Top of DATA SUPPLIED
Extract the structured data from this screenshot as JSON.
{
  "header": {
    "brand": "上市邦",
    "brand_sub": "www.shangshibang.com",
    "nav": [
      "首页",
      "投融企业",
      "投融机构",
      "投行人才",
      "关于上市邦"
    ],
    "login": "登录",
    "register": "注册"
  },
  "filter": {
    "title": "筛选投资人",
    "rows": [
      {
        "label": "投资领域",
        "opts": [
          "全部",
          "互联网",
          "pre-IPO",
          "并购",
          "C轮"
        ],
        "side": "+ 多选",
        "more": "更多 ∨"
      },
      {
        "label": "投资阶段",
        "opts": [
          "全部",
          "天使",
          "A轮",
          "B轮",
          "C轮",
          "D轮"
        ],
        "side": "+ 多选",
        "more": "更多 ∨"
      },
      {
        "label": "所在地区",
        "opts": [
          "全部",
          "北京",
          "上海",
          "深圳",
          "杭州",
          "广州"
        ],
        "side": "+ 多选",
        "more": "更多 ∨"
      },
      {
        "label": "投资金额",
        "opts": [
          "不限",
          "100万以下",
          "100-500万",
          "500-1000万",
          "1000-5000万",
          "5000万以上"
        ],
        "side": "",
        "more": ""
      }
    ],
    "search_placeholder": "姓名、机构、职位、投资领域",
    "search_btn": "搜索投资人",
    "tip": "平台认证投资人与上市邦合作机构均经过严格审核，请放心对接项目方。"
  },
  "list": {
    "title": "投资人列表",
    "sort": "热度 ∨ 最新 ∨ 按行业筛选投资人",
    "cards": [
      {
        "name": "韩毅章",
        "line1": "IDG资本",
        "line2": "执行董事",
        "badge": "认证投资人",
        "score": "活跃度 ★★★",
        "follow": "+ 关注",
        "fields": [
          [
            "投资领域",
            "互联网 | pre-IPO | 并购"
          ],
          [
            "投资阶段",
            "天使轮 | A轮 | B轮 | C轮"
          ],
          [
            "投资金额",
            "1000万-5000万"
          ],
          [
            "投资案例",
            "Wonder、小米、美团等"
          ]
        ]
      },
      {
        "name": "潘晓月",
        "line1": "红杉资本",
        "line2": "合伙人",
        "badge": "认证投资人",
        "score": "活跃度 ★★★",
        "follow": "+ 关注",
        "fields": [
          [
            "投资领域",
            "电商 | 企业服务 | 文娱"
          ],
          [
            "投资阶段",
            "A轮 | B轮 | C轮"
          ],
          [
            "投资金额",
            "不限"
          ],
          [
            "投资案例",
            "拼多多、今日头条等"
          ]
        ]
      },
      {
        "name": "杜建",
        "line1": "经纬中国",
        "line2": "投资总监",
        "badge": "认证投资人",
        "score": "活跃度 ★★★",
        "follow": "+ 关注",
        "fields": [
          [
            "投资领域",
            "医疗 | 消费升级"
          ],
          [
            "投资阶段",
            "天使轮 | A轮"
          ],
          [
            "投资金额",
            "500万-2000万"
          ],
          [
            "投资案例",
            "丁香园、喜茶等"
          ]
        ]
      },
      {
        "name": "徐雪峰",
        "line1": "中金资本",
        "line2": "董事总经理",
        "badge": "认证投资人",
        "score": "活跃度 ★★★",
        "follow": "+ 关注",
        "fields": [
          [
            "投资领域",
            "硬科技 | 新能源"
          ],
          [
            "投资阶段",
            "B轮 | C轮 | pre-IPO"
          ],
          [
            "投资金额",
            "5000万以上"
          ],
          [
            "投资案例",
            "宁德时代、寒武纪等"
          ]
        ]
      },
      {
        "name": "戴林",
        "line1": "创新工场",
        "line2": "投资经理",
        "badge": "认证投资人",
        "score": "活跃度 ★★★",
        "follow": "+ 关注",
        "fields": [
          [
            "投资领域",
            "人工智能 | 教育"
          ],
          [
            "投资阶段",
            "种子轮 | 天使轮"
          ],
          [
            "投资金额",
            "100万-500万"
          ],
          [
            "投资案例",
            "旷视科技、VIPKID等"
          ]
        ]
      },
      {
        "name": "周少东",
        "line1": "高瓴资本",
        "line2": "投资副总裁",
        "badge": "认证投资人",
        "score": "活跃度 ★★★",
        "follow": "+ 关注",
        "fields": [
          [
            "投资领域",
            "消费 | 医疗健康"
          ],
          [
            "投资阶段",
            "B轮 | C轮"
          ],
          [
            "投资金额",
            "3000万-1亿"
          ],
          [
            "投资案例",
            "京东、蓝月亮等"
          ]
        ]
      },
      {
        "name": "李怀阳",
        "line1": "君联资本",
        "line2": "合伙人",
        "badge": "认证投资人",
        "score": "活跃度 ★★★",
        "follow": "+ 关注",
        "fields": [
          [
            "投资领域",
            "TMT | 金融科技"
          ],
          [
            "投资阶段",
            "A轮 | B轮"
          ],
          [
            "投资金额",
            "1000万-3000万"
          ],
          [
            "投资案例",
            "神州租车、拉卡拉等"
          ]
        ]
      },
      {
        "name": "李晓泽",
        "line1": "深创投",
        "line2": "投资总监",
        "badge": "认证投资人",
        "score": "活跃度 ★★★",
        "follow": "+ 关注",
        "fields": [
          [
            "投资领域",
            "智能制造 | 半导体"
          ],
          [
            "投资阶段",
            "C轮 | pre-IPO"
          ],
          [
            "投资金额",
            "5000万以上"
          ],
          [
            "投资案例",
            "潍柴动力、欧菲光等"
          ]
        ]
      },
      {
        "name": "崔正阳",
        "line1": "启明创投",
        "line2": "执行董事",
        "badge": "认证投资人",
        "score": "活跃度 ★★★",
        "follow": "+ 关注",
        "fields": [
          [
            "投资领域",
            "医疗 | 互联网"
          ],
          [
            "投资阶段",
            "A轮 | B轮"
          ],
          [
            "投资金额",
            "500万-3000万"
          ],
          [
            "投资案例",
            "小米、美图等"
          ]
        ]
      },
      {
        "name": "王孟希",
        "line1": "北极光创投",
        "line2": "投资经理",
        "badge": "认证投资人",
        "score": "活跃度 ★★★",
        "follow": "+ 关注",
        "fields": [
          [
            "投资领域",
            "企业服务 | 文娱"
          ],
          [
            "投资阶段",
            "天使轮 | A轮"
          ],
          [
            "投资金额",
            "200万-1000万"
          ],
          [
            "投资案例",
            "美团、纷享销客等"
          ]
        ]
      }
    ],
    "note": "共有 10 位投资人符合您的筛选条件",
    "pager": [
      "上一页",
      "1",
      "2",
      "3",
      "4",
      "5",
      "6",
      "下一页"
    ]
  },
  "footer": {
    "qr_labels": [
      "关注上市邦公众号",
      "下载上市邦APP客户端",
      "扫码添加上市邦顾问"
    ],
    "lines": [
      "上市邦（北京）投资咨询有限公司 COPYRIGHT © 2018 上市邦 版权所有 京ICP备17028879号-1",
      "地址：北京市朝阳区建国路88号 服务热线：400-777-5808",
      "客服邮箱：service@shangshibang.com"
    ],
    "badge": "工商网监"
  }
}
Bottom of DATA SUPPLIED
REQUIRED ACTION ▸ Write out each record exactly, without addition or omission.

YOUR SOLUTION ▸
Extract the structured data from this screenshot as JSON.
{
  "header": {
    "brand": "上市邦",
    "brand_sub": "www.shangshibang.com",
    "nav": [
      "首页",
      "投融企业",
      "投融机构",
      "投行人才",
      "关于上市邦"
    ],
    "login": "登录",
    "register": "注册"
  },
  "filter": {
    "title": "筛选投资人",
    "rows": [
      {
        "label": "投资领域",
        "opts": [
          "全部",
          "互联网",
          "pre-IPO",
          "并购",
          "C轮"
        ],
        "side": "+ 多选",
        "more": "更多 ∨"
      },
      {
        "label": "投资阶段",
        "opts": [
          "全部",
          "天使",
          "A轮",
          "B轮",
          "C轮",
          "D轮"
        ],
        "side": "+ 多选",
        "more": "更多 ∨"
      },
      {
        "label": "所在地区",
        "opts": [
          "全部",
          "北京",
          "上海",
          "深圳",
          "杭州",
          "广州"
        ],
        "side": "+ 多选",
        "more": "更多 ∨"
      },
      {
        "label": "投资金额",
        "opts": [
          "不限",
          "100万以下",
          "100-500万",
          "500-1000万",
          "1000-5000万",
          "5000万以上"
        ],
        "side": "",
        "more": ""
      }
    ],
    "search_placeholder": "姓名、机构、职位、投资领域",
    "search_btn": "搜索投资人",
    "tip": "平台认证投资人与上市邦合作机构均经过严格审核，请放心对接项目方。"
  },
  "list": {
    "title": "投资人列表",
    "sort": "热度 ∨ 最新 ∨ 按行业筛选投资人",
    "cards": [
      {
        "name": "韩毅章",
        "line1": "IDG资本",
        "line2": "执行董事",
        "badge": "认证投资人",
        "score": "活跃度 ★★★",
        "follow": "+ 关注",
        "fields": [
          [
            "投资领域",
            "互联网 | pre-IPO | 并购"
          ],
          [
            "投资阶段",
            "天使轮 | A轮 | B轮 | C轮"
          ],
          [
            "投资金额",
            "1000万-5000万"
          ],
          [
            "投资案例",
            "Wonder、小米、美团等"
          ]
        ]
      },
      {
        "name": "潘晓月",
        "line1": "红杉资本",
        "line2": "合伙人",
        "badge": "认证投资人",
        "score": "活跃度 ★★★",
        "follow": "+ 关注",
        "fields": [
          [
            "投资领域",
            "电商 | 企业服务 | 文娱"
          ],
          [
            "投资阶段",
            "A轮 | B轮 | C轮"
          ],
          [
            "投资金额",
            "不限"
          ],
          [
            "投资案例",
            "拼多多、今日头条等"
          ]
        ]
      },
      {
        "name": "杜建",
        "line1": "经纬中国",
        "line2": "投资总监",
        "badge": "认证投资人",
        "score": "活跃度 ★★★",
        "follow": "+ 关注",
        "fields": [
          [
            "投资领域",
            "医疗 | 消费升级"
          ],
          [
            "投资阶段",
            "天使轮 | A轮"
          ],
          [
            "投资金额",
            "500万-2000万"
          ],
          [
            "投资案例",
            "丁香园、喜茶等"
          ]
        ]
      },
      {
        "name": "徐雪峰",
        "line1": "中金资本",
        "line2": "董事总经理",
        "badge": "认证投资人",
        "score": "活跃度 ★★★",
        "follow": "+ 关注",
        "fields": [
          [
            "投资领域",
            "硬科技 | 新能源"
          ],
          [
            "投资阶段",
            "B轮 | C轮 | pre-IPO"
          ],
          [
            "投资金额",
            "5000万以上"
          ],
          [
            "投资案例",
            "宁德时代、寒武纪等"
          ]
        ]
      },
      {
        "name": "戴林",
        "line1": "创新工场",
        "line2": "投资经理",
        "badge": "认证投资人",
        "score": "活跃度 ★★★",
        "follow": "+ 关注",
        "fields": [
          [
            "投资领域",
            "人工智能 | 教育"
          ],
          [
            "投资阶段",
            "种子轮 | 天使轮"
          ],
          [
            "投资金额",
            "100万-500万"
          ],
          [
            "投资案例",
            "旷视科技、VIPKID等"
          ]
        ]
      },
      {
        "name": "周少东",
        "line1": "高瓴资本",
        "line2": "投资副总裁",
        "badge": "认证投资人",
        "score": "活跃度 ★★★",
        "follow": "+ 关注",
        "fields": [
          [
            "投资领域",
            "消费 | 医疗健康"
          ],
          [
            "投资阶段",
            "B轮 | C轮"
          ],
          [
            "投资金额",
            "3000万-1亿"
          ],
          [
            "投资案例",
            "京东、蓝月亮等"
          ]
        ]
      },
      {
        "name": "李怀阳",
        "line1": "君联资本",
        "line2": "合伙人",
        "badge": "认证投资人",
        "score": "活跃度 ★★★",
        "follow": "+ 关注",
        "fields": [
          [
            "投资领域",
            "TMT | 金融科技"
          ],
          [
            "投资阶段",
            "A轮 | B轮"
          ],
          [
            "投资金额",
            "1000万-3000万"
          ],
          [
            "投资案例",
            "神州租车、拉卡拉等"
          ]
        ]
      },
      {
        "name": "李晓泽",
        "line1": "深创投",
        "line2": "投资总监",
        "badge": "认证投资人",
        "score": "活跃度 ★★★",
        "follow": "+ 关注",
        "fields": [
          [
            "投资领域",
            "智能制造 | 半导体"
          ],
          [
            "投资阶段",
            "C轮 | pre-IPO"
          ],
          [
            "投资金额",
            "5000万以上"
          ],
          [
            "投资案例",
            "潍柴动力、欧菲光等"
          ]
        ]
      },
      {
        "name": "崔正阳",
        "line1": "启明创投",
        "line2": "执行董事",
        "badge": "认证投资人",
        "score": "活跃度 ★★★",
        "follow": "+ 关注",
        "fields": [
          [
            "投资领域",
            "医疗 | 互联网"
          ],
          [
            "投资阶段",
            "A轮 | B轮"
          ],
          [
            "投资金额",
            "500万-3000万"
          ],
          [
            "投资案例",
            "小米、美图等"
          ]
        ]
      },
      {
        "name": "王孟希",
        "line1": "北极光创投",
        "line2": "投资经理",
        "badge": "认证投资人",
        "score": "活跃度 ★★★",
        "follow": "+ 关注",
        "fields": [
          [
            "投资领域",
            "企业服务 | 文娱"
          ],
          [
            "投资阶段",
            "天使轮 | A轮"
          ],
          [
            "投资金额",
            "200万-1000万"
          ],
          [
            "投资案例",
            "美团、纷享销客等"
          ]
        ]
      }
    ],
    "note": "共有 10 位投资人符合您的筛选条件",
    "pager": [
      "上一页",
      "1",
      "2",
      "3",
      "4",
      "5",
      "6",
      "下一页"
    ]
  },
  "footer": {
    "qr_labels": [
      "关注上市邦公众号",
      "下载上市邦APP客户端",
      "扫码添加上市邦顾问"
    ],
    "lines": [
      "上市邦（北京）投资咨询有限公司 COPYRIGHT © 2018 上市邦 版权所有 京ICP备17028879号-1",
      "地址：北京市朝阳区建国路88号 服务热线：400-777-5808",
      "客服邮箱：service@shangshibang.com"
    ],
    "badge": "工商网监"
  }
}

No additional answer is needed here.